_BRIEF_: From the entries that follow, list every line in which the string "Frame" appears.

DATA SHOWN section start

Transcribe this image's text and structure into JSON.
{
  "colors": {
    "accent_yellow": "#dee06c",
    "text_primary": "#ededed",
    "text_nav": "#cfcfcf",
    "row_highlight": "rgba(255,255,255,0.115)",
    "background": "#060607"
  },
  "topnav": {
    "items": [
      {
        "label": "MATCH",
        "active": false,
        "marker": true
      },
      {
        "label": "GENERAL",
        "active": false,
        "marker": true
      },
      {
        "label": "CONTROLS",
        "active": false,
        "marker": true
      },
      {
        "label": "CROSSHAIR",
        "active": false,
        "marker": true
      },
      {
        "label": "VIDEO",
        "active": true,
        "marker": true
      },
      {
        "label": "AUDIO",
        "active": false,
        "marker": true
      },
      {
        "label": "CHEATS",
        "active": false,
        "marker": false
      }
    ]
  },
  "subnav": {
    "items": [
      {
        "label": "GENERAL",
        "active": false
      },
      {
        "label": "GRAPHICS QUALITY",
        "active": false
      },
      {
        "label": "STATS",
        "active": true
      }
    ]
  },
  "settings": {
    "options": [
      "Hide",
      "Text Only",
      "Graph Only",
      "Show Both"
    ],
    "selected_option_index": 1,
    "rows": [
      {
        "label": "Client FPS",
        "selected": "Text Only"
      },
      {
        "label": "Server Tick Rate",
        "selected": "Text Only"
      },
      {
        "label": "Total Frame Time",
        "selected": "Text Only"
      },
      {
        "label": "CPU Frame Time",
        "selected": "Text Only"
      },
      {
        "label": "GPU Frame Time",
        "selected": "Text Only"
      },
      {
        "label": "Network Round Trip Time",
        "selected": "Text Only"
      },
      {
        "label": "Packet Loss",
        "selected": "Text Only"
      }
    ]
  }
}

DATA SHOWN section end
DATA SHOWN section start

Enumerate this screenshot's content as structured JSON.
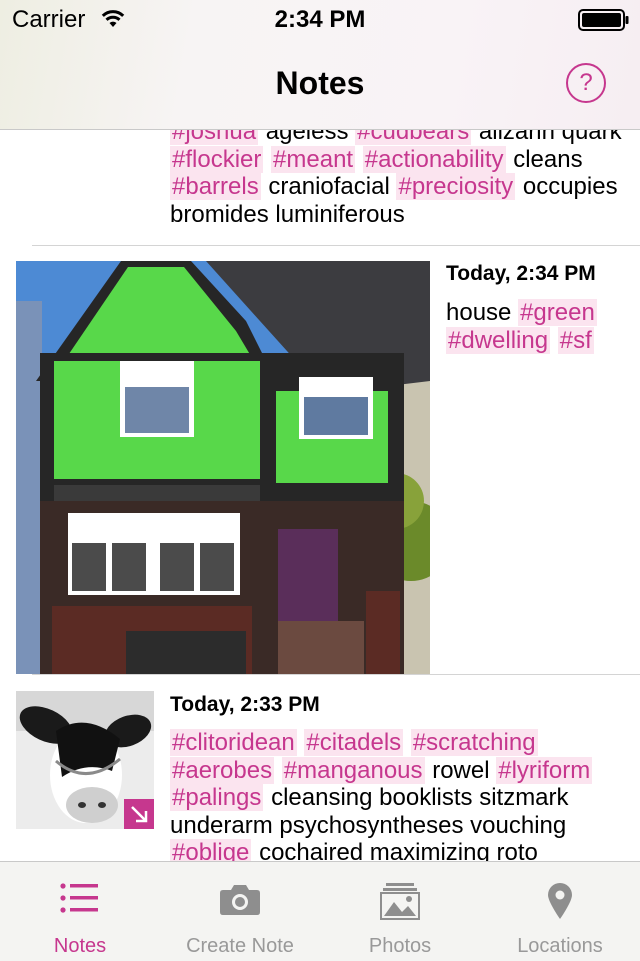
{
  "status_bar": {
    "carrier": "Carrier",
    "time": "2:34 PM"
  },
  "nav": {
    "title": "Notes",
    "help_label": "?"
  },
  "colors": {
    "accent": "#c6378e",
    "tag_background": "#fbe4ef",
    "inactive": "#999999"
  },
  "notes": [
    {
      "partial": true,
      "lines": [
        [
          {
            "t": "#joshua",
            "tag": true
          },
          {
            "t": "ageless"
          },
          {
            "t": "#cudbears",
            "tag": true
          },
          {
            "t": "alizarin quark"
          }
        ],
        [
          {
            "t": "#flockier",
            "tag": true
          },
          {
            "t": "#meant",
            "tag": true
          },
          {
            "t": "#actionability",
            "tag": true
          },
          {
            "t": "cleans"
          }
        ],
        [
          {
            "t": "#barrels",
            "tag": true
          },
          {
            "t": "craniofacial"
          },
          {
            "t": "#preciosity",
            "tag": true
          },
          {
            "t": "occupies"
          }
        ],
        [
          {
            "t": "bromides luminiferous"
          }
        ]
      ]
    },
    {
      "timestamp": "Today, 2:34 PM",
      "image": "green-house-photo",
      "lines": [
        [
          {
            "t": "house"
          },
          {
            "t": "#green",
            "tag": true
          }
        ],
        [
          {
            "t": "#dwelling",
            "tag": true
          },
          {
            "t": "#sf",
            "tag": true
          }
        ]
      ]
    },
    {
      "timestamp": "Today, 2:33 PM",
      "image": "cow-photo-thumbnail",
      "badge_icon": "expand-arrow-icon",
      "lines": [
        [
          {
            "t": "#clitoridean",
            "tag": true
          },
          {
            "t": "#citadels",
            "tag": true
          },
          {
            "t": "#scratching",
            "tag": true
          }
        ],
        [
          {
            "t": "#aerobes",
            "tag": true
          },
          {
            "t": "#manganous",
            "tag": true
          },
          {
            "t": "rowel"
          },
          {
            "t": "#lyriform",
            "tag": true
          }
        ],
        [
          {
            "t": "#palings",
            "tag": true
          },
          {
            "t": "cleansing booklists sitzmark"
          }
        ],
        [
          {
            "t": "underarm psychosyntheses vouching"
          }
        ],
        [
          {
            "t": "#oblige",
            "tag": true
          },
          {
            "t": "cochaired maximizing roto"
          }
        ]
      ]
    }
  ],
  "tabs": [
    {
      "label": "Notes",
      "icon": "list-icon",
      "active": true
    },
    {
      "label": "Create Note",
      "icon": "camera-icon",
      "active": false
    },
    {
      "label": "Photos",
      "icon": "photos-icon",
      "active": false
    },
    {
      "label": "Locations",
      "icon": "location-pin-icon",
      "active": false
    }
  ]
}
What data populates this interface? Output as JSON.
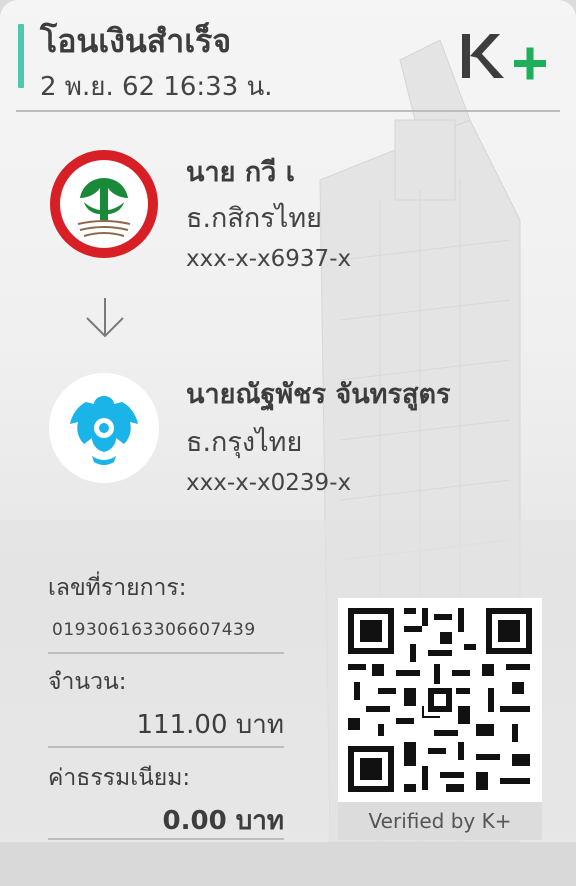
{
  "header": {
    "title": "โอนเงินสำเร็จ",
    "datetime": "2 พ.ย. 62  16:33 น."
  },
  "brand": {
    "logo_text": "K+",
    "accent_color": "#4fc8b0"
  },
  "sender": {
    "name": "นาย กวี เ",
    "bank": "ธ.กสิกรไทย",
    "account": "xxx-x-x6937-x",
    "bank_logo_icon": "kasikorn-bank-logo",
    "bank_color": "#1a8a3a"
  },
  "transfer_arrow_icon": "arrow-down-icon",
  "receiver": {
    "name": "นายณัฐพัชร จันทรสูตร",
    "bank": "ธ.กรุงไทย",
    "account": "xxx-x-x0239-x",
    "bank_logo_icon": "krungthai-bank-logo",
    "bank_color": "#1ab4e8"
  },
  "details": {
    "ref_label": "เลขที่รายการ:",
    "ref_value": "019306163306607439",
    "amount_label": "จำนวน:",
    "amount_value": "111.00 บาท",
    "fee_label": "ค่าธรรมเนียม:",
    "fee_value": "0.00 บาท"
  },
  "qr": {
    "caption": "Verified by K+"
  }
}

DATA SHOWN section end

_TASK OUTPUT_:
        "label": "Total Frame Time",
        "label": "CPU Frame Time",
        "label": "GPU Frame Time",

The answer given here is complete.